Egypt
Login to access the Email id

Source of Support: None, Conflict of Interest: None


DOI: 10.4103/mmj.mmj_538_15

Rights and Permissions

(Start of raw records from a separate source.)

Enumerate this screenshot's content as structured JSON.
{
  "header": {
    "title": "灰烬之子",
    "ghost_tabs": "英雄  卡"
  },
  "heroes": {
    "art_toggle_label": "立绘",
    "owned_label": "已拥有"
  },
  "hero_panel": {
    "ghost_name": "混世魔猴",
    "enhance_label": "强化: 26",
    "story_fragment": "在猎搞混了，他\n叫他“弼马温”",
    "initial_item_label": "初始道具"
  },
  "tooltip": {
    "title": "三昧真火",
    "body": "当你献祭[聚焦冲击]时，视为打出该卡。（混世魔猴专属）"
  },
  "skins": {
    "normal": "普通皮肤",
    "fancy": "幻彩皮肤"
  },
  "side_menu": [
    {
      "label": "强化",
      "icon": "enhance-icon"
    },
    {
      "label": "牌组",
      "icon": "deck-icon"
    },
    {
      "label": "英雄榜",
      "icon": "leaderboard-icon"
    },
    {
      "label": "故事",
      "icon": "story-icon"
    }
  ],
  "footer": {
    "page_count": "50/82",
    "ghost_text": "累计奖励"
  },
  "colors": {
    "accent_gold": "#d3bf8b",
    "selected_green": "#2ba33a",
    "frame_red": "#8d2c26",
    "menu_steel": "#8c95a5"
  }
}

Objective The aim was to evaluate the effect of cochlear implantation (CI) on the cervical vestibular-evoked myogenic potentials (cVEMP), and to examine the correlation between the different approaches of CI and vestibular insult. Background The function of the CI is to bypass the damaged or missing cochlear structures by exciting neurons in the auditory nerve directly with electrical stimuli. Although studies have shown that CI is effective and safe, the potential effects on vestibular function are of clinical concern. Patients and methods Twenty patients with bilateral sensorineural hearing loss subjected to CI surgery by two different surgical techniques (11 with posterior tympanotomy approach, nine with transcanal approach) were enrolled in the study. The patients were subjected to preoperative evaluation of the vestibular function with cVEMP. Revaluation of the vestibular function with the same test was done 2–3 months postoperatively. Results cVEMP results revealed that 7/20 (35%) had abnormal responses preoperatively. There was significant difference between cVEMP results preoperatively and postoperatively where nine patients out of 13 patients (69%) lost cVEMP response postoperatively (P = 0.004). There was no significant difference between the two different surgical approaches used during the study. cVEMP was normal postoperatively when the round window insertion technique was used (80%), while there was loss of cVEMP response postoperatively in all patients (100%) with bony cochleostomy insertion. Conclusion Vestibular system function deficit was found in 69% of CI children as measured by cVEMP postoperatively. There was no significant difference between the classic posterior tympanotomy approach and the transcanal approach regarding the vestibular deficit. Insertion of electrodes through the round window carries less harmful effects to the vestibular system (20%), than insertion through cochleostomy (100%).


[FULL TEXT] [PDF]*
Print this article     Email this article
 Next article
 Previous article
 Table of Contents

 Similar in PUBMED
   Search Pubmed for
   Search in Google Scholar for
 Related articles
 Citation Manager
 Access Statistics
 Reader Comments
 Email Alert *
 Add to My List *
 * Requires registration (Free)
 

 Article Access Statistics
    Viewed173    
    Printed16    
    Emailed0    
    PDF Downloaded26    
    Comments [Add]    

Recommend this journal